Over the past couple years I’ve been heading up MailChimp’s social customer service efforts, mostly via Twitter and Facebook. As I’ve brought more team members into the fold we’ve had to coordinate things “the hard way,” and we’re always experimenting to come up with the best processes and tools for the job. That’s given me a lot of insight into things like multi-account and multi-user settings in LongReply, and it’s also my first go at helping develop software from the ground up. The real hero though is one of our engineers, Eric. He’s been spearheading LongReply and it’s his baby. So all the fun little messages you’ll see in the app? That’s all Eric. Our UX team also has some new members who are being recruited to the LongReply project, and MailChimp DesignLab’s Creative Director Ron whipped up the new logo in a few hours one Friday afternoon.
The easiest way to create a LongReply is to use one of our browser extensions. These extensions add a special long reply link when you hover over the tweets on your Twitter homepage. Currently, we only have extensions available for Firefox & Chrome *but* you can also enter the tweet URL or tweet ID manually.
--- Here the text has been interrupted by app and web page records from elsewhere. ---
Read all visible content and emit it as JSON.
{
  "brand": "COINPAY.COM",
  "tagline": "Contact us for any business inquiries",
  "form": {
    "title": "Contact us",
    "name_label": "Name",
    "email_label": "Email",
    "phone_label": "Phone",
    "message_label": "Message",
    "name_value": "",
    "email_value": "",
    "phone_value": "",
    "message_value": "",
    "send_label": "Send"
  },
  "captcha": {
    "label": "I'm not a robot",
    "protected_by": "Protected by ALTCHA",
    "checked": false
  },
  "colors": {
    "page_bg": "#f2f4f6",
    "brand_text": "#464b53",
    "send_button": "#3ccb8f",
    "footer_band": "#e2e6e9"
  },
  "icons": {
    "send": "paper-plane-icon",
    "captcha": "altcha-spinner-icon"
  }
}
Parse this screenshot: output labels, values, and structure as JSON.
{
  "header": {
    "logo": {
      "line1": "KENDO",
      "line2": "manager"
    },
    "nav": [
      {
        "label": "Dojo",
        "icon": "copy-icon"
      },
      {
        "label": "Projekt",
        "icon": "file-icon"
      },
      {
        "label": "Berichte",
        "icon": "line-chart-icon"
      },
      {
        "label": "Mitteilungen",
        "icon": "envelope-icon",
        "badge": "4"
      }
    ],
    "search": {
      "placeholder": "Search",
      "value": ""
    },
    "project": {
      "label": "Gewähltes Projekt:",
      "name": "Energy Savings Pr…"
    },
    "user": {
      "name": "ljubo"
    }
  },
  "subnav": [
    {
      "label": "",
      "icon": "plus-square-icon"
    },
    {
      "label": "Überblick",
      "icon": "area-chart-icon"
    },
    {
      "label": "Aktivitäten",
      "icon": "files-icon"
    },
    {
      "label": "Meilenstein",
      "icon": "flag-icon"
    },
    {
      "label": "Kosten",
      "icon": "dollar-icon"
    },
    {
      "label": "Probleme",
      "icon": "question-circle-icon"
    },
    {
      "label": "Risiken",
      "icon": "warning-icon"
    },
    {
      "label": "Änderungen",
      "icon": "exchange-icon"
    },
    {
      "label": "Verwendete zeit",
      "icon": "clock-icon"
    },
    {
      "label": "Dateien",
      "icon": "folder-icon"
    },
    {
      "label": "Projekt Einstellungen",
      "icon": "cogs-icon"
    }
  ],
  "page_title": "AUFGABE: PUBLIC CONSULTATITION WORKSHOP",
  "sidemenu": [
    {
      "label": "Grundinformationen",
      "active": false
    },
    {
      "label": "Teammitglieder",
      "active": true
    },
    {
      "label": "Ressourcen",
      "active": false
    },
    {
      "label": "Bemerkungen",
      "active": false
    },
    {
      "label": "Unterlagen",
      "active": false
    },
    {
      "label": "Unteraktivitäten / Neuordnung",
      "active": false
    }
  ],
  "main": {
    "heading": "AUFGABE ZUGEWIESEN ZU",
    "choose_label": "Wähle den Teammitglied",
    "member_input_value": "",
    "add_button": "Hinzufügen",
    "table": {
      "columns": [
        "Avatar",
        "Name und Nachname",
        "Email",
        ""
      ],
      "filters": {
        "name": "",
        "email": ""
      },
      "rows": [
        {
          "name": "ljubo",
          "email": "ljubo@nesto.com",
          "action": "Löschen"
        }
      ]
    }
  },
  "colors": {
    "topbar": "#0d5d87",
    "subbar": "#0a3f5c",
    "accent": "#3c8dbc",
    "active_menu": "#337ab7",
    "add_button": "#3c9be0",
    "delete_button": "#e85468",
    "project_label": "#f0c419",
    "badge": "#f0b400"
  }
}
Once you’ve installed the LongReply extension for either Firefox or Chrome, when you browse around Twitter.com on the web you’ll see a little LongReply link when you hover over a tweet.
Clicking that link takes you to LongReply’s WYSIWYG editor where you can compose your reply, complete with links, inline images and emoticons.
At this point you have a couple options. You can click “Re-build from reply” to see how your tweet will appear on Twitter, you can save your LongReply as a draft if you need to get more information or come back to it later, or you can simply reply. You’ll also have the option to choose which Twitter account you want to send from, which is really handy if you’ve connected multiple usernames.
Last Minute Tweaks
Days ago, the nerds added a feature that lets you tell LongReply when it’s allowed to send you email alerts (the alerts Ben talked about the other day). We figured some of you might want these messages turned off while you’re at work (and looking at Hootsuite/Tweetdeck/Seesmic anyway), and others might only want LongReply to alert you when you’re not at work. Plus, you can schedule alerts differently for each search term (for me, references to the keyword “mailchimp” might be more pressing than, say, the mention of my personal twitter account).
Keep in mind that we’re still working to tweak some of the settings (for example, I can’t set alerts to send from 10PM-6AM just yet) and styling here.
Here’s a peek at LongReply’s search interface.
It’s simple and straightforward. Clicking on the little gear icon brings up the alert settings dialog for each search so you can tweak which alerts you want to receive via email and when. The individual search modules can also be collapsed/expanded (click the little triangle icon), or dragged/dropped if you want to rearrange ‘em. You’ll also notice that within each module, you can display tweets according to sentiment– positive, neutral, negative or ‘show all’.
The account tab shows all the pertinent account settings. You can update your email address (it’ll be used for login as well as to send you alerts if you’ve set those up), change your password, set your default account (great for users who want to connect more than one Twitter account with LongReply), connect/disconnect Twitter Accounts, and set up Multi-User Accounts.
Phewf! If you’re still reading you must really be interested in trying out LongReply. Cool! It’s nice to know there are people out there who are actually interested in this stuff.
The important thing to keep in mind is that LongReply is still in beta. (Eric made me say that.) You’ll need to sign up for an invite, and we’ll be letting users have access in smallish batches so we can keep an eye on the status of everything.